[Data records for software interfaces]
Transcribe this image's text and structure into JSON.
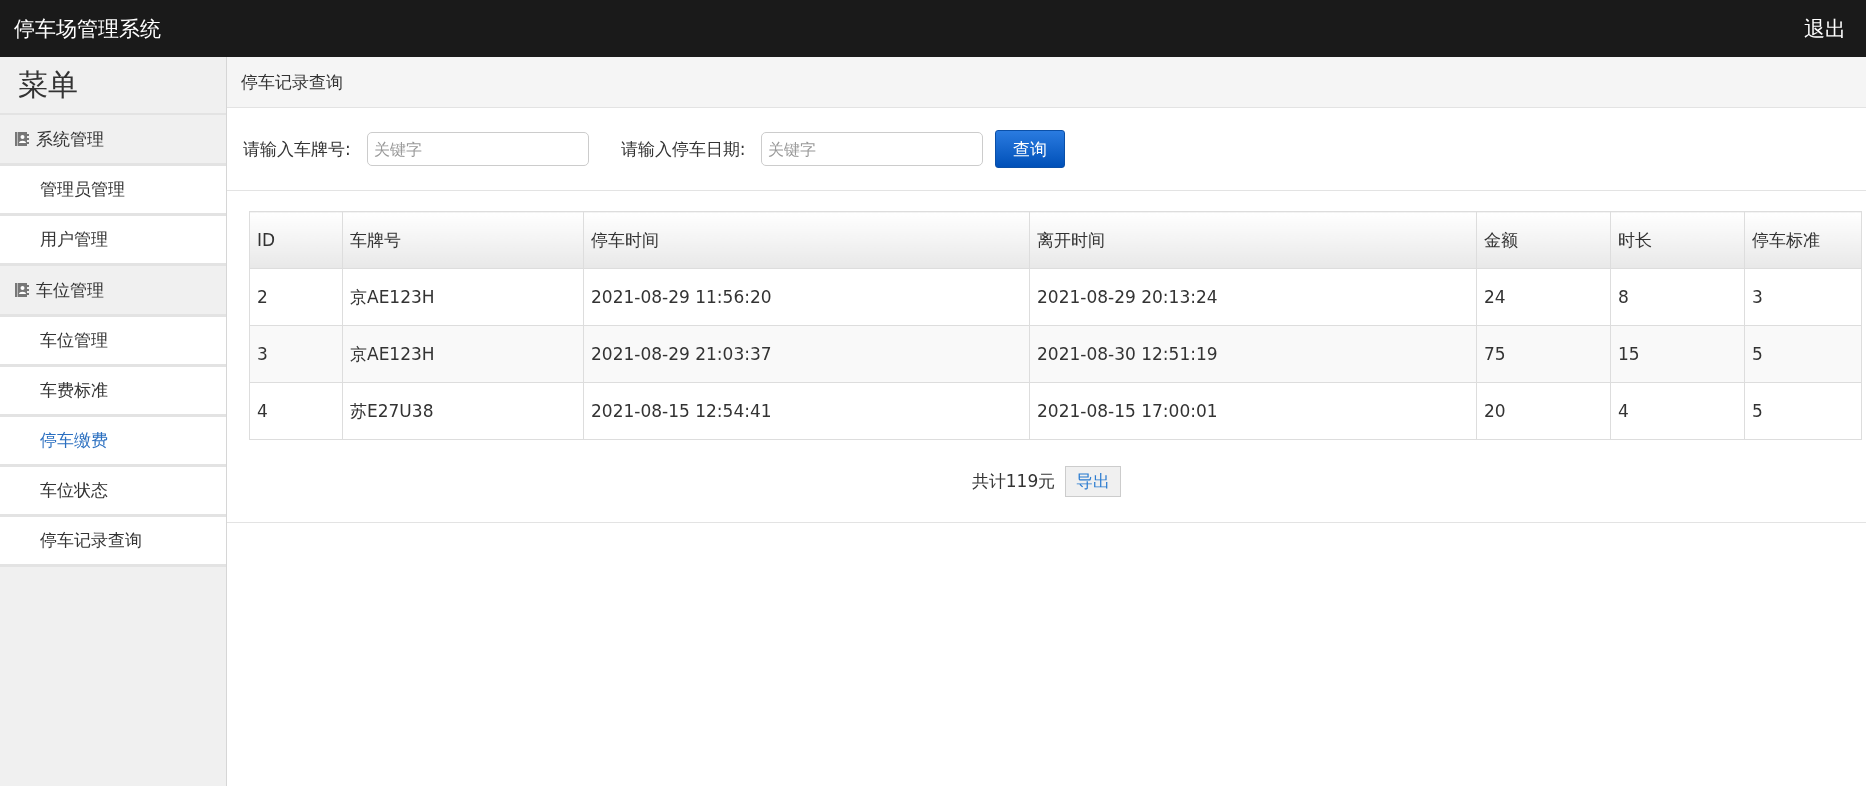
{
  "header": {
    "title": "停车场管理系统",
    "logout": "退出"
  },
  "sidebar": {
    "title": "菜单",
    "groups": [
      {
        "label": "系统管理",
        "children": [
          {
            "label": "管理员管理",
            "selected": false
          },
          {
            "label": "用户管理",
            "selected": false
          }
        ]
      },
      {
        "label": "车位管理",
        "children": [
          {
            "label": "车位管理",
            "selected": false
          },
          {
            "label": "车费标准",
            "selected": false
          },
          {
            "label": "停车缴费",
            "selected": true
          },
          {
            "label": "车位状态",
            "selected": false
          },
          {
            "label": "停车记录查询",
            "selected": false
          }
        ]
      }
    ]
  },
  "breadcrumb": "停车记录查询",
  "search": {
    "fields": [
      {
        "label": "请输入车牌号:",
        "placeholder": "关键字"
      },
      {
        "label": "请输入停车日期:",
        "placeholder": "关键字"
      }
    ],
    "button": "查询"
  },
  "table": {
    "columns": [
      "ID",
      "车牌号",
      "停车时间",
      "离开时间",
      "金额",
      "时长",
      "停车标准"
    ],
    "rows": [
      [
        "2",
        "京AE123H",
        "2021-08-29 11:56:20",
        "2021-08-29 20:13:24",
        "24",
        "8",
        "3"
      ],
      [
        "3",
        "京AE123H",
        "2021-08-29 21:03:37",
        "2021-08-30 12:51:19",
        "75",
        "15",
        "5"
      ],
      [
        "4",
        "苏E27U38",
        "2021-08-15 12:54:41",
        "2021-08-15 17:00:01",
        "20",
        "4",
        "5"
      ]
    ]
  },
  "summary": {
    "total": "共计119元",
    "export": "导出"
  }
}
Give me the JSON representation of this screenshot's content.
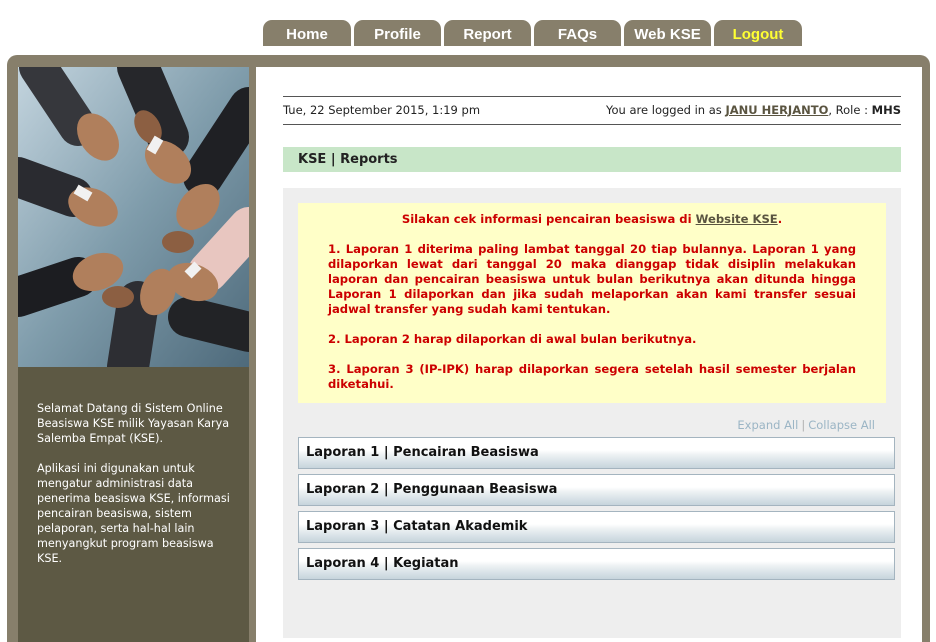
{
  "nav": {
    "tabs": [
      {
        "label": "Home"
      },
      {
        "label": "Profile"
      },
      {
        "label": "Report"
      },
      {
        "label": "FAQs"
      },
      {
        "label": "Web KSE"
      },
      {
        "label": "Logout"
      }
    ],
    "logout_color": "#ffff33"
  },
  "sidebar": {
    "welcome": "Selamat Datang di Sistem Online Beasiswa KSE milik Yayasan Karya Salemba Empat (KSE).",
    "description": "Aplikasi ini digunakan untuk mengatur administrasi data penerima beasiswa KSE, informasi pencairan beasiswa, sistem pelaporan, serta hal-hal lain menyangkut program beasiswa KSE."
  },
  "infobar": {
    "date": "Tue, 22 September 2015, 1:19 pm",
    "logged_prefix": "You are logged in as ",
    "username": "JANU HERJANTO",
    "role_prefix": ", Role : ",
    "role": "MHS"
  },
  "section": {
    "title": "KSE | Reports"
  },
  "notice": {
    "intro_prefix": "Silakan cek informasi pencairan beasiswa di ",
    "intro_link": "Website KSE",
    "intro_suffix": ".",
    "items": [
      "1. Laporan 1 diterima paling lambat tanggal 20 tiap bulannya. Laporan 1 yang dilaporkan lewat dari tanggal 20 maka dianggap tidak disiplin melakukan laporan dan pencairan beasiswa untuk bulan berikutnya akan ditunda hingga Laporan 1 dilaporkan dan jika sudah melaporkan akan kami transfer sesuai jadwal transfer yang sudah kami tentukan.",
      "2. Laporan 2 harap dilaporkan di awal bulan berikutnya.",
      "3. Laporan 3 (IP-IPK) harap dilaporkan segera setelah hasil semester berjalan diketahui."
    ],
    "text_color": "#cc0000",
    "background": "#ffffc8"
  },
  "controls": {
    "expand_all": "Expand All",
    "separator": "|",
    "collapse_all": "Collapse All"
  },
  "accordion": [
    {
      "label": "Laporan 1 | Pencairan Beasiswa"
    },
    {
      "label": "Laporan 2 | Penggunaan Beasiswa"
    },
    {
      "label": "Laporan 3 | Catatan Akademik"
    },
    {
      "label": "Laporan 4 | Kegiatan"
    }
  ],
  "colors": {
    "frame": "#877f6b",
    "sidebar": "#5d5944",
    "section_bar": "#c8e6c8"
  }
}
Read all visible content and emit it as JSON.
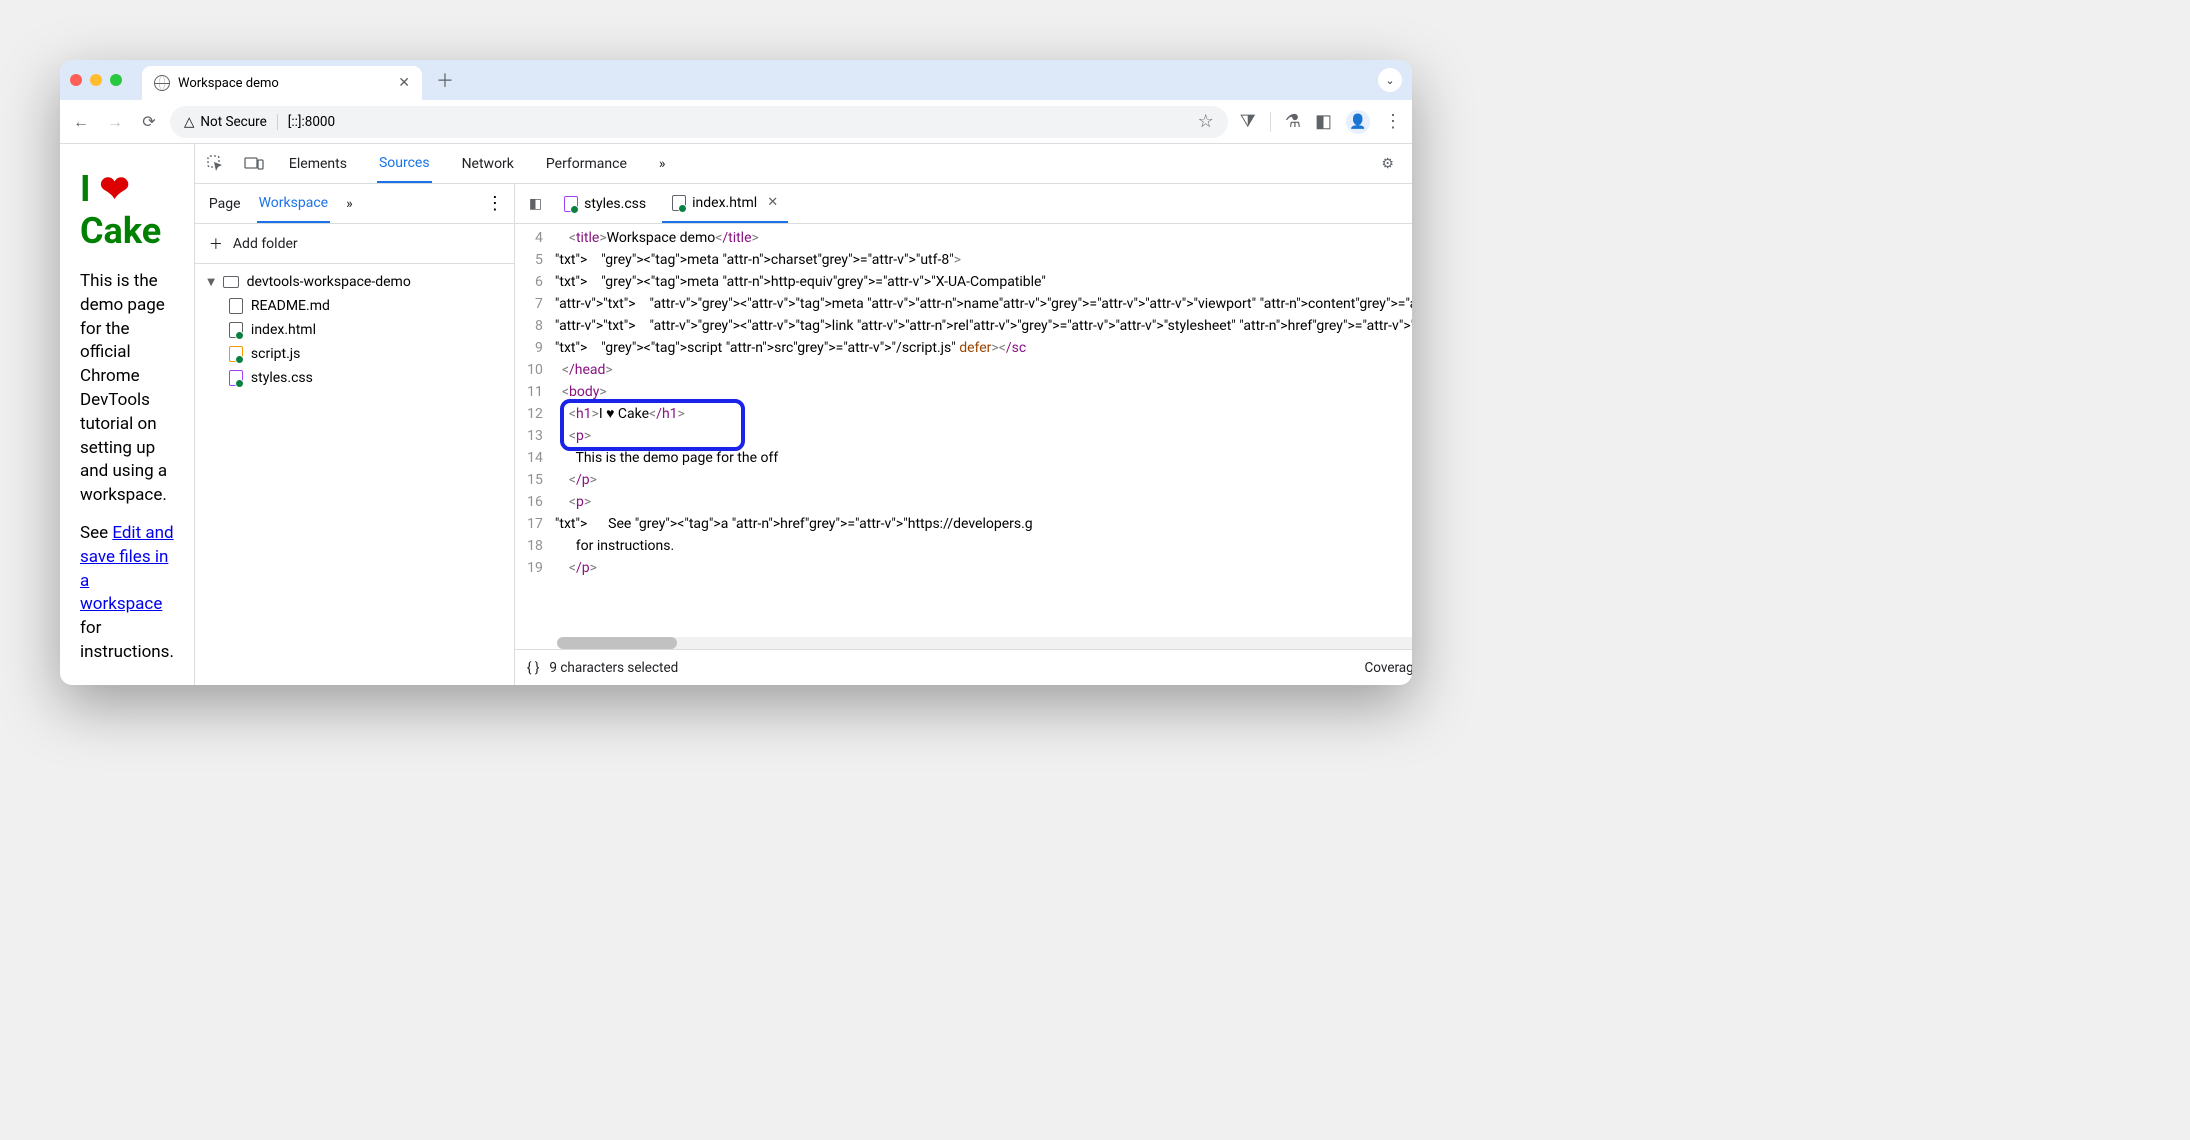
{
  "browser": {
    "tab_title": "Workspace demo",
    "addr_security": "Not Secure",
    "addr_url": "[::]:8000"
  },
  "demo_page": {
    "heading_pre": "I ",
    "heading_heart": "❤",
    "heading_post": " Cake",
    "para1": "This is the demo page for the official Chrome DevTools tutorial on setting up and using a workspace.",
    "para2_pre": "See ",
    "para2_link": "Edit and save files in a workspace",
    "para2_post": " for instructions."
  },
  "devtools": {
    "tabs": {
      "elements": "Elements",
      "sources": "Sources",
      "network": "Network",
      "performance": "Performance",
      "more": "»"
    },
    "sources_nav": {
      "page": "Page",
      "workspace": "Workspace",
      "more": "»",
      "add_folder": "Add folder",
      "folder": "devtools-workspace-demo",
      "files": {
        "readme": "README.md",
        "index": "index.html",
        "script": "script.js",
        "styles": "styles.css"
      }
    },
    "editor": {
      "open_tabs": {
        "styles": "styles.css",
        "index": "index.html"
      },
      "lines": [
        {
          "n": 4,
          "h": "    <title>Workspace demo</title>"
        },
        {
          "n": 5,
          "h": "    <meta charset=\"utf-8\">"
        },
        {
          "n": 6,
          "h": "    <meta http-equiv=\"X-UA-Compatible\" "
        },
        {
          "n": 7,
          "h": "    <meta name=\"viewport\" content=\"widt"
        },
        {
          "n": 8,
          "h": "    <link rel=\"stylesheet\" href=\"/style"
        },
        {
          "n": 9,
          "h": "    <script src=\"/script.js\" defer></sc"
        },
        {
          "n": 10,
          "h": "  </head>"
        },
        {
          "n": 11,
          "h": "  <body>"
        },
        {
          "n": 12,
          "h": "    <h1>I ♥ Cake</h1>"
        },
        {
          "n": 13,
          "h": "    <p>"
        },
        {
          "n": 14,
          "h": "      This is the demo page for the off"
        },
        {
          "n": 15,
          "h": "    </p>"
        },
        {
          "n": 16,
          "h": "    <p>"
        },
        {
          "n": 17,
          "h": "      See <a href=\"https://developers.g"
        },
        {
          "n": 18,
          "h": "      for instructions."
        },
        {
          "n": 19,
          "h": "    </p>"
        }
      ]
    },
    "status": {
      "selection": "9 characters selected",
      "coverage": "Coverage: n/a"
    }
  }
}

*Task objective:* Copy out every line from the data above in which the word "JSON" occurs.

*Completed task:*
Transcribe this image's text and structure into JSON.
Give me the JSON representation of this screenshot's content.
Read all visible content and emit it as JSON.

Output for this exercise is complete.